Exercise objective:
Please filter the entries for the word "title" and copy every line that has it.

▼

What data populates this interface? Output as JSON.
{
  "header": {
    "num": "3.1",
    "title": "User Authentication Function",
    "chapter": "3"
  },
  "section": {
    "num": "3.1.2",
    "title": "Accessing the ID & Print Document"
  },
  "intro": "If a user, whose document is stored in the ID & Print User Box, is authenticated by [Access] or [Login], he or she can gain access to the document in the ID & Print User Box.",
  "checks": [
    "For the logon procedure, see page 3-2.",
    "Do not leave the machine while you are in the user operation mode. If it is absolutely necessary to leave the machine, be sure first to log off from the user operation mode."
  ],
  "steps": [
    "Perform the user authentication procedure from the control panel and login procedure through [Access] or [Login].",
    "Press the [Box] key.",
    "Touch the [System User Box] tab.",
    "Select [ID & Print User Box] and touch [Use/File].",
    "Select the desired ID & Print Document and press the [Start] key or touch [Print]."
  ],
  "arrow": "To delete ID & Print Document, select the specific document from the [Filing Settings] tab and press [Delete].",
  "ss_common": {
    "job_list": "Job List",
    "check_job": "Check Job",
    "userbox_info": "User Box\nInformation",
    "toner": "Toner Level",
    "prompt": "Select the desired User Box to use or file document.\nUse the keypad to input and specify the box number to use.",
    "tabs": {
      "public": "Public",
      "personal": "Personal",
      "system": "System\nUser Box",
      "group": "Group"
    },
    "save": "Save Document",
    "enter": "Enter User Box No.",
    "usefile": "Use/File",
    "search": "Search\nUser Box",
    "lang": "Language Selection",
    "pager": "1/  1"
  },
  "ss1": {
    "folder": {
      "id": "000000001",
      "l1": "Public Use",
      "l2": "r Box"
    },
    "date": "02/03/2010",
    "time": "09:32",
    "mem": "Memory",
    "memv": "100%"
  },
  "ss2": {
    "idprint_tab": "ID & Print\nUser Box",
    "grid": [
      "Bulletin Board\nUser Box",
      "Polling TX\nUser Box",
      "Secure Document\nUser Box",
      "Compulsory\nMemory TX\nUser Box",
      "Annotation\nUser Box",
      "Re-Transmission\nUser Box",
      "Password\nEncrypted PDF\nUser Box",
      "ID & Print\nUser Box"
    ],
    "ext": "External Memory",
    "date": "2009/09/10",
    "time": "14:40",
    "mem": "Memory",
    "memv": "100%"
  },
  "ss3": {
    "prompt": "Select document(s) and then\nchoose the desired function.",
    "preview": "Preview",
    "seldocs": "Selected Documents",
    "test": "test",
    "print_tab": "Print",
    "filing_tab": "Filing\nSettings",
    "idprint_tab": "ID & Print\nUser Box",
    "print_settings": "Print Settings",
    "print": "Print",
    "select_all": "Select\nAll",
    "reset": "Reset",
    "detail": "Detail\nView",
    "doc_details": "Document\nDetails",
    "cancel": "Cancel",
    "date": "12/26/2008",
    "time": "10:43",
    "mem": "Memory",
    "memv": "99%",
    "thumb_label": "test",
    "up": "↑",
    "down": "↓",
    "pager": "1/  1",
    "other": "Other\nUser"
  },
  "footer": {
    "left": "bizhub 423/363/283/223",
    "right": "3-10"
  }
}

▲

Solution for this exercise:
    "title": "User Authentication Function",
    "title": "Accessing the ID & Print Document"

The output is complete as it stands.